━━━ GIVEN INFORMATION ━━━

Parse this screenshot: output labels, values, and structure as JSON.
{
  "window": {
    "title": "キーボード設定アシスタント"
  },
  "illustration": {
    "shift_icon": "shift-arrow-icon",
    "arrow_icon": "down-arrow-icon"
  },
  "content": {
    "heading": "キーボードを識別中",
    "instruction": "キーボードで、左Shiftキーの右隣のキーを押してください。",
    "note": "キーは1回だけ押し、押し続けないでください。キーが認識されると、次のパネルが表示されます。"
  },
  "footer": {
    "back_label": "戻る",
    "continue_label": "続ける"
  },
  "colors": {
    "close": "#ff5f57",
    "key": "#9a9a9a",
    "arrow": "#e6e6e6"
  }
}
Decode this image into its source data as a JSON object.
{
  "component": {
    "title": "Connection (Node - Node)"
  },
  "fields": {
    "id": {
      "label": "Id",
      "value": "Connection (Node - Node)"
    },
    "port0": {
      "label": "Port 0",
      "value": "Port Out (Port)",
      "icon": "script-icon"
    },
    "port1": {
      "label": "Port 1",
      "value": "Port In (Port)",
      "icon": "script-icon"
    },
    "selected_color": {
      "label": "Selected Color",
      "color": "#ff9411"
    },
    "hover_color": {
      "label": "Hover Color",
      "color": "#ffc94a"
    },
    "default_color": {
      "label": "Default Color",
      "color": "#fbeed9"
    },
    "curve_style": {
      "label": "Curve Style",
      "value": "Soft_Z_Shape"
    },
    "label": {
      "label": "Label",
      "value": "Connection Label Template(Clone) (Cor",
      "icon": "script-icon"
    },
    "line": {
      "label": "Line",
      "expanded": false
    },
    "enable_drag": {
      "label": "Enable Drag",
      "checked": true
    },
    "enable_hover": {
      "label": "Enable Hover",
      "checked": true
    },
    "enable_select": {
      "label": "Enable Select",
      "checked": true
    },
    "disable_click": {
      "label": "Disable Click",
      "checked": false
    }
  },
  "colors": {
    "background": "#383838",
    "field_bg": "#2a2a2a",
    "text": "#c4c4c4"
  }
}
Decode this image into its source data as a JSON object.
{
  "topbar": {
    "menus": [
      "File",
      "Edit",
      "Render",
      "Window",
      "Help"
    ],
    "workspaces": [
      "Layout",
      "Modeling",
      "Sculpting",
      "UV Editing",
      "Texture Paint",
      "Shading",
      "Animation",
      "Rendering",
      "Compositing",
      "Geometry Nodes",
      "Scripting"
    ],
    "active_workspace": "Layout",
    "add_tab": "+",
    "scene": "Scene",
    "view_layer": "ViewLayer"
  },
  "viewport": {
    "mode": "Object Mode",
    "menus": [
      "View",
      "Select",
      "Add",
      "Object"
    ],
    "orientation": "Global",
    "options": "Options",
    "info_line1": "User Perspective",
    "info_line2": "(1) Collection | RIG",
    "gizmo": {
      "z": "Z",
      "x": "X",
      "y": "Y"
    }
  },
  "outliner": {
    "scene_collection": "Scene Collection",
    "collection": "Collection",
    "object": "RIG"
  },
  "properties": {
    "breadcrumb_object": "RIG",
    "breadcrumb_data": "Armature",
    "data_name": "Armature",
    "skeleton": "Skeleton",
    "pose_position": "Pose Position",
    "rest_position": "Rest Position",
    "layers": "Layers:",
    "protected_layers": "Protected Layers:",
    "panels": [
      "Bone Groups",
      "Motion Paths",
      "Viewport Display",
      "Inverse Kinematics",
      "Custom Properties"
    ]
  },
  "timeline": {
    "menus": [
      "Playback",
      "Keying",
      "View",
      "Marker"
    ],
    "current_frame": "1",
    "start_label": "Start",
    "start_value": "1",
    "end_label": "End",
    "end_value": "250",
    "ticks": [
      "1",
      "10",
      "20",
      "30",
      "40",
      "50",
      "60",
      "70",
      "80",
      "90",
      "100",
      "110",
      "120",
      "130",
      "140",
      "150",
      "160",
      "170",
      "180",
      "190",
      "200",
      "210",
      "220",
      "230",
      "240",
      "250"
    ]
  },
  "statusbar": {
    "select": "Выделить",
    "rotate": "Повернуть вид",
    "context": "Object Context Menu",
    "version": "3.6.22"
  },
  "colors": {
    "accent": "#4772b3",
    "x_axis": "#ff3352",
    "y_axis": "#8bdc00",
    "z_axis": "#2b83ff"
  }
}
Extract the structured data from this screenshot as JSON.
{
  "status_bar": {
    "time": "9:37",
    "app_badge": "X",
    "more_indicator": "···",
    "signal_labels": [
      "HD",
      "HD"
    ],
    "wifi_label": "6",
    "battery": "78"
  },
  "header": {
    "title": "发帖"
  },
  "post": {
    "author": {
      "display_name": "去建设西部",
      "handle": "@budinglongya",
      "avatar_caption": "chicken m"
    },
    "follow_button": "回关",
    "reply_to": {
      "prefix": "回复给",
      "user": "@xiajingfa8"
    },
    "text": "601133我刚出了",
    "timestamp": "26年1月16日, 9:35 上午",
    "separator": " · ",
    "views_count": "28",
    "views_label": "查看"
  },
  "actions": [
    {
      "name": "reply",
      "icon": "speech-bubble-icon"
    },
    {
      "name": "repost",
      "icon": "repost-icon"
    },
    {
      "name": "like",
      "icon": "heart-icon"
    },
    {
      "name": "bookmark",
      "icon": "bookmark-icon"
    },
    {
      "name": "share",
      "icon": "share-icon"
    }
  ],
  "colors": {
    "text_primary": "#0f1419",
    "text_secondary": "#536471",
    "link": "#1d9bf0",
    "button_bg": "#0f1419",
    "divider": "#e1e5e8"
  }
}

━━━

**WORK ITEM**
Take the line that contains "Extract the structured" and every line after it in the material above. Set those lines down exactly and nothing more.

**REPLY**
Extract the structured data from this screenshot as JSON.
{
  "status_bar": {
    "time": "9:37",
    "app_badge": "X",
    "more_indicator": "···",
    "signal_labels": [
      "HD",
      "HD"
    ],
    "wifi_label": "6",
    "battery": "78"
  },
  "header": {
    "title": "发帖"
  },
  "post": {
    "author": {
      "display_name": "去建设西部",
      "handle": "@budinglongya",
      "avatar_caption": "chicken m"
    },
    "follow_button": "回关",
    "reply_to": {
      "prefix": "回复给",
      "user": "@xiajingfa8"
    },
    "text": "601133我刚出了",
    "timestamp": "26年1月16日, 9:35 上午",
    "separator": " · ",
    "views_count": "28",
    "views_label": "查看"
  },
  "actions": [
    {
      "name": "reply",
      "icon": "speech-bubble-icon"
    },
    {
      "name": "repost",
      "icon": "repost-icon"
    },
    {
      "name": "like",
      "icon": "heart-icon"
    },
    {
      "name": "bookmark",
      "icon": "bookmark-icon"
    },
    {
      "name": "share",
      "icon": "share-icon"
    }
  ],
  "colors": {
    "text_primary": "#0f1419",
    "text_secondary": "#536471",
    "link": "#1d9bf0",
    "button_bg": "#0f1419",
    "divider": "#e1e5e8"
  }
}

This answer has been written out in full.